[Records contained in a dataset]
━━━

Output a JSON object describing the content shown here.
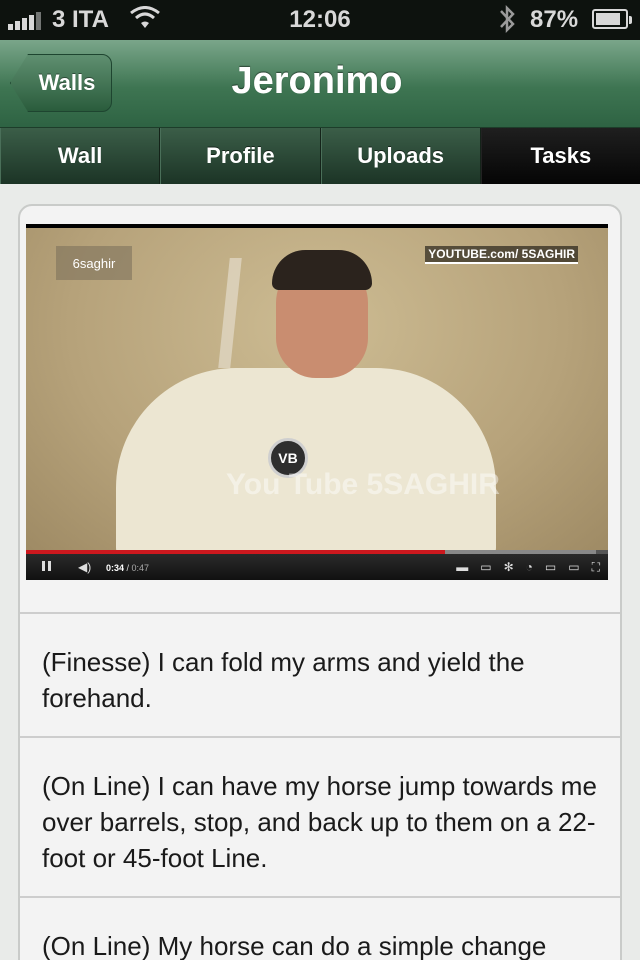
{
  "status_bar": {
    "carrier": "3 ITA",
    "time": "12:06",
    "battery": "87%",
    "battery_level": 0.87
  },
  "nav": {
    "back_label": "Walls",
    "title": "Jeronimo"
  },
  "tabs": [
    {
      "label": "Wall",
      "active": false
    },
    {
      "label": "Profile",
      "active": false
    },
    {
      "label": "Uploads",
      "active": false
    },
    {
      "label": "Tasks",
      "active": true
    }
  ],
  "video": {
    "watermark_top_left": "6saghir",
    "watermark_top_right": "YOUTUBE.com/ 5SAGHIR",
    "watermark_center": "You Tube 5SAGHIR",
    "current_time": "0:34",
    "duration": "0:47",
    "progress": 0.72,
    "buffered": 0.98
  },
  "tasks": [
    {
      "text": "(Finesse) I can fold my arms and yield the forehand."
    },
    {
      "text": "(On Line) I can have my horse jump towards me over barrels, stop, and back up to them on a 22-foot or 45-foot Line."
    },
    {
      "text": "(On Line) My horse can do a simple change"
    }
  ],
  "colors": {
    "nav_green": "#3e7552",
    "tab_active": "#0a0a0a",
    "progress_red": "#cc181e"
  }
}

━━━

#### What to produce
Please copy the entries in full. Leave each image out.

#### Solution to this task
Output a JSON object describing the content shown here.
{
  "status_bar": {
    "carrier": "3 ITA",
    "time": "12:06",
    "battery": "87%",
    "battery_level": 0.87
  },
  "nav": {
    "back_label": "Walls",
    "title": "Jeronimo"
  },
  "tabs": [
    {
      "label": "Wall",
      "active": false
    },
    {
      "label": "Profile",
      "active": false
    },
    {
      "label": "Uploads",
      "active": false
    },
    {
      "label": "Tasks",
      "active": true
    }
  ],
  "video": {
    "watermark_top_left": "6saghir",
    "watermark_top_right": "YOUTUBE.com/ 5SAGHIR",
    "watermark_center": "You Tube 5SAGHIR",
    "current_time": "0:34",
    "duration": "0:47",
    "progress": 0.72,
    "buffered": 0.98
  },
  "tasks": [
    {
      "text": "(Finesse) I can fold my arms and yield the forehand."
    },
    {
      "text": "(On Line) I can have my horse jump towards me over barrels, stop, and back up to them on a 22-foot or 45-foot Line."
    },
    {
      "text": "(On Line) My horse can do a simple change"
    }
  ],
  "colors": {
    "nav_green": "#3e7552",
    "tab_active": "#0a0a0a",
    "progress_red": "#cc181e"
  }
}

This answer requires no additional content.